Giles Goat-Boy  

From The Art and Popular Culture Encyclopedia

Jump to: navigation, search

Related e

Google
Wikipedia
Wiktionary
Wiki Commons
Wikiquote
Wikisource
YouTube
Shop


Featured:
Train wreck at Montparnasse (October 22, 1895) by Studio Lévy and Sons.
Enlarge
Train wreck at Montparnasse (October 22, 1895) by Studio Lévy and Sons.

Giles Goat-Boy (1966) is the fourth novel by American writer John Barth. It is metafictional comic novel in which the world is portrayed as a university campus in an elaborate allegory of the Cold War. Its title character is a human boy raised as a goat, who comes to believe he is the Grand Tutor, the predicted Messiah. The book was a surprise bestseller for the previously obscure Barth, and in the 1960s had a cult status. It marks Barth's leap into American postmodern Fabulism.
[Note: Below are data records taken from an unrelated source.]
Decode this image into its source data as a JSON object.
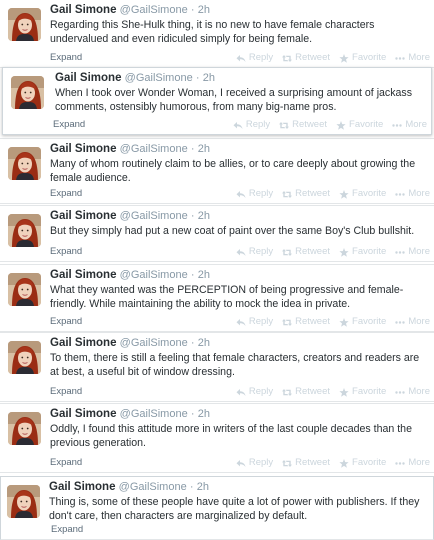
{
  "author": {
    "name": "Gail Simone",
    "handle": "@GailSimone",
    "separator": "·",
    "time": "2h"
  },
  "labels": {
    "expand": "Expand",
    "reply": "Reply",
    "retweet": "Retweet",
    "favorite": "Favorite",
    "more": "More"
  },
  "tweets": [
    {
      "text": "Regarding this She-Hulk thing, it is no new to have female characters undervalued and even ridiculed simply for being female."
    },
    {
      "text": "When I took over Wonder Woman, I received a surprising amount of jackass comments, ostensibly humorous, from many big-name pros."
    },
    {
      "text": "Many of whom routinely claim to be allies, or to care deeply about growing the female audience."
    },
    {
      "text": "But they simply had put a new coat of paint over the same Boy's Club bullshit."
    },
    {
      "text": "What they wanted was the PERCEPTION of being progressive and female-friendly. While maintaining the ability to mock the idea in private."
    },
    {
      "text": "To them, there is still a feeling that female characters, creators and readers are at best, a useful bit of window dressing."
    },
    {
      "text": "Oddly, I found this attitude more in writers of the last couple decades than the previous generation."
    },
    {
      "text": "Thing is, some of these people have quite a lot of power with publishers. If they don't care, then characters are marginalized by default."
    }
  ],
  "colors": {
    "name": "#292f33",
    "meta": "#8899a6",
    "action": "#ccd6dd",
    "expand": "#5b6b79"
  }
}
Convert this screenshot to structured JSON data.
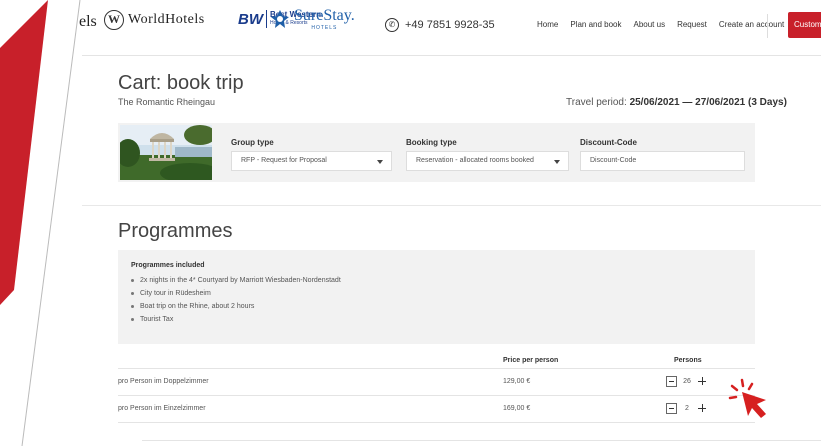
{
  "header": {
    "cut_text": "els",
    "brand_worldhotels": "WorldHotels",
    "brand_bw": "BW",
    "brand_bestwestern": "Best Western.",
    "brand_bestwestern_sub": "Hotels & Resorts",
    "brand_surestay": "SureStay.",
    "brand_surestay_sub": "HOTELS",
    "phone": "+49 7851 9928-35",
    "nav": [
      "Home",
      "Plan and book",
      "About us",
      "Request",
      "Create an account"
    ],
    "customer_button": "Customer L"
  },
  "cart": {
    "title": "Cart: book trip",
    "subtitle": "The Romantic Rheingau",
    "travel_period_label": "Travel period:",
    "travel_period_value": "25/06/2021 — 27/06/2021 (3 Days)",
    "group_type_label": "Group type",
    "group_type_value": "RFP - Request for Proposal",
    "booking_type_label": "Booking type",
    "booking_type_value": "Reservation - allocated rooms booked",
    "discount_label": "Discount-Code",
    "discount_placeholder": "Discount-Code"
  },
  "programmes": {
    "title": "Programmes",
    "included_heading": "Programmes included",
    "items": [
      "2x nights in the 4* Courtyard by Marriott Wiesbaden-Nordenstadt",
      "City tour in Rüdesheim",
      "Boat trip on the Rhine, about 2 hours",
      "Tourist Tax"
    ]
  },
  "pricing": {
    "col_price": "Price per person",
    "col_persons": "Persons",
    "rows": [
      {
        "label": "pro Person im Doppelzimmer",
        "price": "129,00 €",
        "persons": "26"
      },
      {
        "label": "pro Person im Einzelzimmer",
        "price": "169,00 €",
        "persons": "2"
      }
    ]
  },
  "colors": {
    "accent_red": "#c8202a",
    "panel_gray": "#f2f2f2"
  }
}
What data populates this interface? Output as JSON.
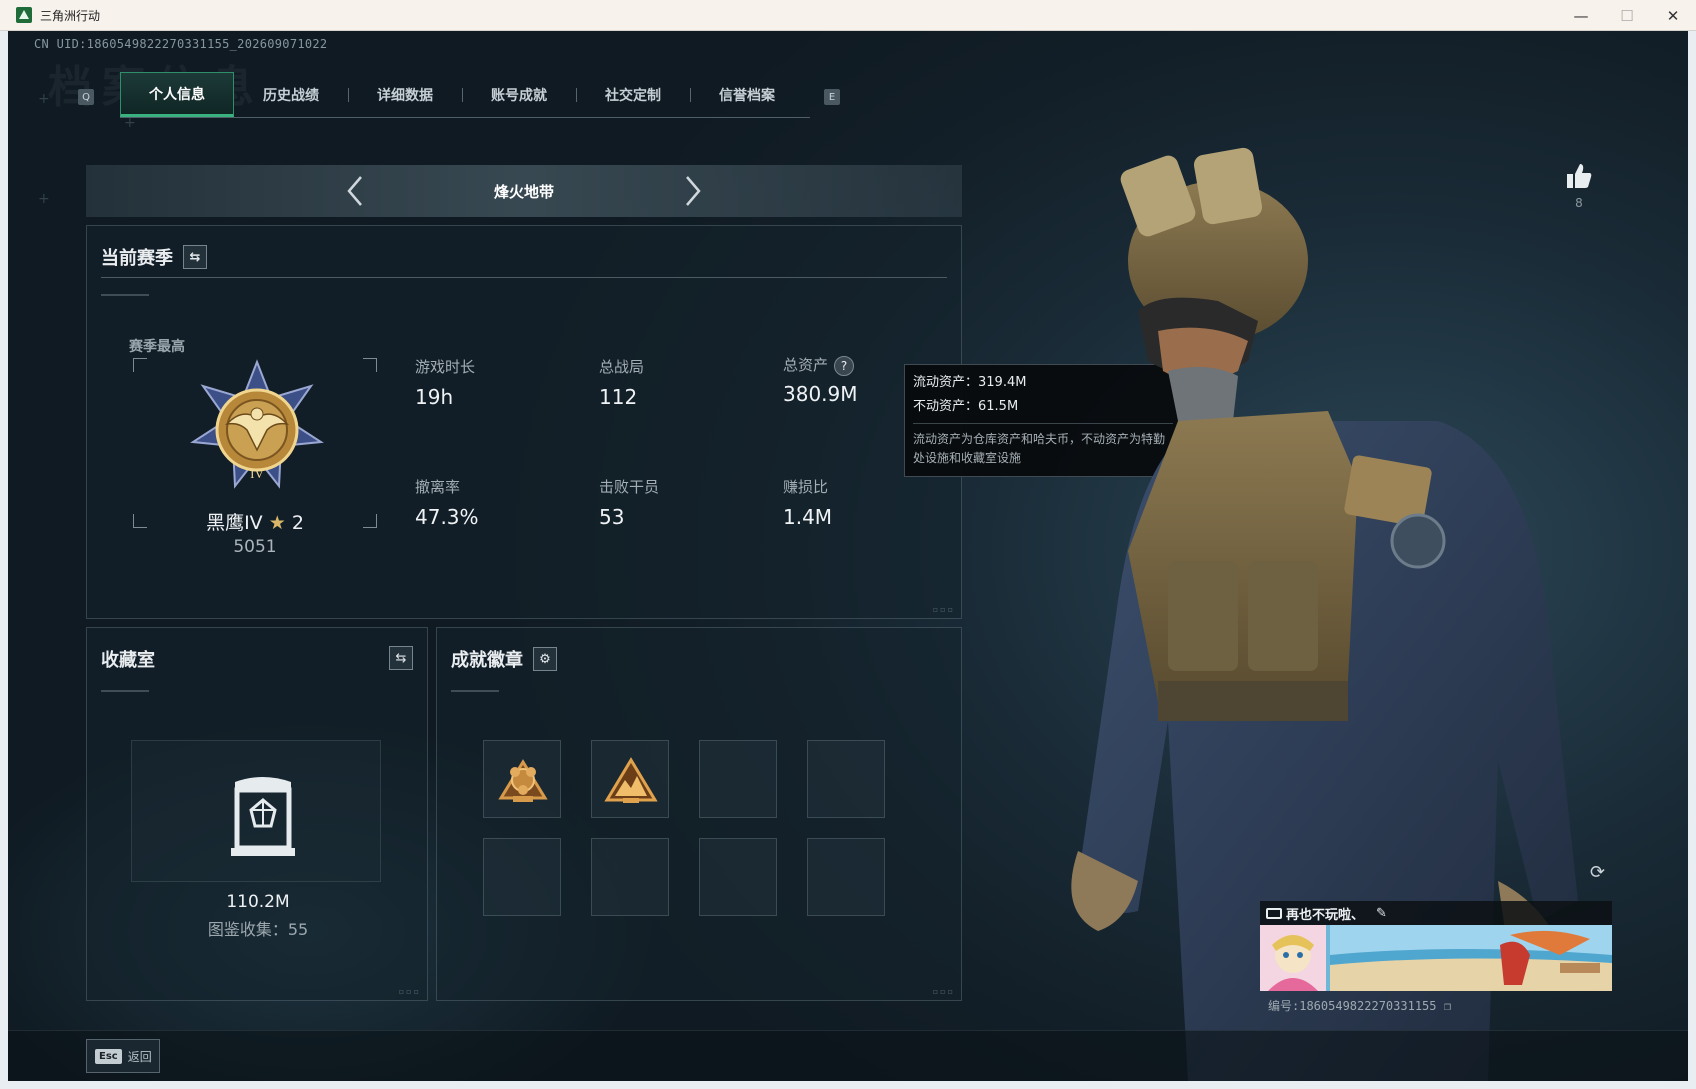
{
  "window": {
    "title": "三角洲行动",
    "minimize_glyph": "—",
    "maximize_glyph": "☐",
    "close_glyph": "✕"
  },
  "header": {
    "uid": "CN UID:1860549822270331155_202609071022",
    "ghost_title": "档案信息"
  },
  "tabs": {
    "key_left": "Q",
    "key_right": "E",
    "items": [
      {
        "label": "个人信息",
        "active": true
      },
      {
        "label": "历史战绩",
        "active": false
      },
      {
        "label": "详细数据",
        "active": false
      },
      {
        "label": "账号成就",
        "active": false
      },
      {
        "label": "社交定制",
        "active": false
      },
      {
        "label": "信誉档案",
        "active": false
      }
    ]
  },
  "mode": {
    "name": "烽火地带",
    "prev_icon": "chevron-left-icon",
    "next_icon": "chevron-right-icon"
  },
  "season": {
    "title": "当前赛季",
    "switch_icon": "swap-icon",
    "best_label": "赛季最高",
    "rank_name": "黑鹰IV",
    "rank_star_glyph": "★",
    "rank_stars": "2",
    "rank_score": "5051",
    "stats": [
      {
        "label": "游戏时长",
        "value": "19h"
      },
      {
        "label": "总战局",
        "value": "112"
      },
      {
        "label": "总资产",
        "value": "380.9M",
        "help": "?"
      },
      {
        "label": "撤离率",
        "value": "47.3%"
      },
      {
        "label": "击败干员",
        "value": "53"
      },
      {
        "label": "赚损比",
        "value": "1.4M"
      }
    ]
  },
  "tooltip": {
    "liquid": "流动资产：319.4M",
    "fixed": "不动资产：61.5M",
    "note": "流动资产为仓库资产和哈夫币，不动资产为特勤处设施和收藏室设施"
  },
  "collection": {
    "title": "收藏室",
    "switch_icon": "swap-icon",
    "value": "110.2M",
    "count_text": "图鉴收集：55"
  },
  "badges": {
    "title": "成就徽章",
    "settings_icon": "gear-icon",
    "settings_glyph": "⚙",
    "slots": [
      {
        "filled": true,
        "icon": "gear-emblem-badge-icon"
      },
      {
        "filled": true,
        "icon": "mountain-emblem-badge-icon"
      },
      {
        "filled": false
      },
      {
        "filled": false
      },
      {
        "filled": false
      },
      {
        "filled": false
      },
      {
        "filled": false
      },
      {
        "filled": false
      }
    ]
  },
  "like": {
    "count": "8",
    "icon": "thumbs-up-icon"
  },
  "namecard": {
    "name": "再也不玩啦、",
    "edit_glyph": "✎",
    "id_text": "编号:1860549822270331155",
    "copy_glyph": "❐",
    "refresh_glyph": "⟳"
  },
  "footer": {
    "esc_key": "Esc",
    "back_label": "返回"
  },
  "colors": {
    "accent": "#3ab27f",
    "gold": "#d8b768",
    "bg": "#131f28"
  }
}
The novel was a central exhibit of Robert Scholes' The Fabulators (1967), a study of a tendency in contemporary writers to eschew realism in fiction.




Unless indicated otherwise, the text in this article is either based on Wikipedia article "Giles Goat-Boy" or another language Wikipedia page thereof used under the terms of the GNU Free Documentation License; or on original research by Jahsonic and friends. See Art and Popular Culture's copyright notice.

Personal tools